::: DATA TO EXAMINE :::

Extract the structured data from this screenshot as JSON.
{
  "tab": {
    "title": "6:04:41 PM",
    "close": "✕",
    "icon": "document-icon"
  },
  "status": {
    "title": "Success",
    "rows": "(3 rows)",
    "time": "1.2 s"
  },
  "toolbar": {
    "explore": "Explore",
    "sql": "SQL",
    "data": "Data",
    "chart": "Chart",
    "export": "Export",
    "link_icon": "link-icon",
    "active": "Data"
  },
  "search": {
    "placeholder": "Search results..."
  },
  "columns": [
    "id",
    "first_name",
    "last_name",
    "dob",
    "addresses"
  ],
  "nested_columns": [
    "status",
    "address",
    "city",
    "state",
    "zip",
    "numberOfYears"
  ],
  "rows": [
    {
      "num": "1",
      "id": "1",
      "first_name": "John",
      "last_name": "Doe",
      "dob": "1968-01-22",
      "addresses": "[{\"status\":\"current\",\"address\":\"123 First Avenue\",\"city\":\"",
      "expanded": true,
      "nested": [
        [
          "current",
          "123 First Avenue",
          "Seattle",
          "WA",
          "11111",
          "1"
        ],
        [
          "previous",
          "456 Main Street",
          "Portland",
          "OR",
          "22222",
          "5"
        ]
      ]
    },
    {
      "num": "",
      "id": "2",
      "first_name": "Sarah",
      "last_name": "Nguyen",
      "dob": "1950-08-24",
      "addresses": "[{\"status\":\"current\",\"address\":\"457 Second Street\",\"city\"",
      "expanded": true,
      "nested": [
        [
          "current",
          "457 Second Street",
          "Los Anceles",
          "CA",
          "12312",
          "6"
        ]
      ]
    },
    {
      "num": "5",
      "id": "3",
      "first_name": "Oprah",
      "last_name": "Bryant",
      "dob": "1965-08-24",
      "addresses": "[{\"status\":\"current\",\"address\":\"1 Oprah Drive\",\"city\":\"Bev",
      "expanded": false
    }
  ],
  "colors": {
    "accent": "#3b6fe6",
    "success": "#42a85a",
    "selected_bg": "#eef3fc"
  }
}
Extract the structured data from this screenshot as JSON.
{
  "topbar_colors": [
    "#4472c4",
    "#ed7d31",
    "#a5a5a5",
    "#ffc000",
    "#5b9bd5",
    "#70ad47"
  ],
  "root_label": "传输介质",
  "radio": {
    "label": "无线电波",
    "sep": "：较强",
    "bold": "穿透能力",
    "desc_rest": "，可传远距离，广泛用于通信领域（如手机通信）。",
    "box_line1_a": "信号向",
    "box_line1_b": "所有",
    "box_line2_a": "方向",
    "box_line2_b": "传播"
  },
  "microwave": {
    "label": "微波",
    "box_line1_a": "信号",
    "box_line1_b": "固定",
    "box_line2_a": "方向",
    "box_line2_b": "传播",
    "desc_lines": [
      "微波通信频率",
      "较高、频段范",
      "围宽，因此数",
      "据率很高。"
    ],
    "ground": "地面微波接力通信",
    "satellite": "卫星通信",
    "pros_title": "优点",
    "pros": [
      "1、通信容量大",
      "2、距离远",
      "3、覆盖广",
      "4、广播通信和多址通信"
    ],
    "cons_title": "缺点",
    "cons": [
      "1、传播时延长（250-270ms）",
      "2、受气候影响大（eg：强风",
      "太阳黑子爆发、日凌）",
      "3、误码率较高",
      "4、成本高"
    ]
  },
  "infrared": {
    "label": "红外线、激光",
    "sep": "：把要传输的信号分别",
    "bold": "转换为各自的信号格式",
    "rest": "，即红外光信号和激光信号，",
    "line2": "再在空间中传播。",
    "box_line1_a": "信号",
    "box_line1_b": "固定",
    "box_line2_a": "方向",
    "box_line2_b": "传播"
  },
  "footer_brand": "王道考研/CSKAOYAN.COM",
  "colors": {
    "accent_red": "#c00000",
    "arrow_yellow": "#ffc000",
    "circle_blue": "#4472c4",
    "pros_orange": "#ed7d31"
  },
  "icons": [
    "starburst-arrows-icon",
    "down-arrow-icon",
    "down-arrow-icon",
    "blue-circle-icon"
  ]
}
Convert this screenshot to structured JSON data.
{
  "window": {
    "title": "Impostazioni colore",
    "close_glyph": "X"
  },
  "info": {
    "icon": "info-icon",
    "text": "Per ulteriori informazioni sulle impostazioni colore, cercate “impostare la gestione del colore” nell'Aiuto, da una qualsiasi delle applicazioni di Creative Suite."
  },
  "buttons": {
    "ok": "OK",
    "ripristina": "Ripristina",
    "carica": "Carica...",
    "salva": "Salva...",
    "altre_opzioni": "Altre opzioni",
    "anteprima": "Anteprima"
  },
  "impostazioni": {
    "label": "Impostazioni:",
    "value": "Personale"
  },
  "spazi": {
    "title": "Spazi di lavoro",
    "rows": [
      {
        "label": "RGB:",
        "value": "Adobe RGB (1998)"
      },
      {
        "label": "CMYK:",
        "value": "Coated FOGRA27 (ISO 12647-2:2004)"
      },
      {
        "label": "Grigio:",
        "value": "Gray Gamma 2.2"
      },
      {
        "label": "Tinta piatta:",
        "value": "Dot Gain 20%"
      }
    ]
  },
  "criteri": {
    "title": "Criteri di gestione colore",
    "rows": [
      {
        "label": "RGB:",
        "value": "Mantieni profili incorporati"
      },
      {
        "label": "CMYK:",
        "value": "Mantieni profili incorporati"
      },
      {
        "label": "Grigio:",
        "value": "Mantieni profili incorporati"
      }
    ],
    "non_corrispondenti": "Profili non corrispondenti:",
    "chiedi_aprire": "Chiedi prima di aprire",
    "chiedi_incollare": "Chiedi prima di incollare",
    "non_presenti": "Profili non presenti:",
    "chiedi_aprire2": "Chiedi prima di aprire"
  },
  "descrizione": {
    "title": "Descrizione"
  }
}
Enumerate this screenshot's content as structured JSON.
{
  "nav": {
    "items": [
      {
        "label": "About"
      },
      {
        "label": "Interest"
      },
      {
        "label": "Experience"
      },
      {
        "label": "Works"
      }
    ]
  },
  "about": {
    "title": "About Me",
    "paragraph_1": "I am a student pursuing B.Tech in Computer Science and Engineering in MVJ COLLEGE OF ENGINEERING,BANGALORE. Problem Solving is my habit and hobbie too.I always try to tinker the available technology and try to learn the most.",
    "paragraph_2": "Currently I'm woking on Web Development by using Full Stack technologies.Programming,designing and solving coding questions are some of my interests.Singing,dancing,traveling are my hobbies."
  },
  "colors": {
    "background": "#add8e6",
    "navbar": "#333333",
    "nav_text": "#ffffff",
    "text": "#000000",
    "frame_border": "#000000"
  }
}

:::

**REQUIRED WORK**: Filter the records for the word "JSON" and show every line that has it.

**ANSWER SPACE**:
Extract the structured data from this screenshot as JSON.
Extract the structured data from this screenshot as JSON.
Convert this screenshot to structured JSON data.
Enumerate this screenshot's content as structured JSON.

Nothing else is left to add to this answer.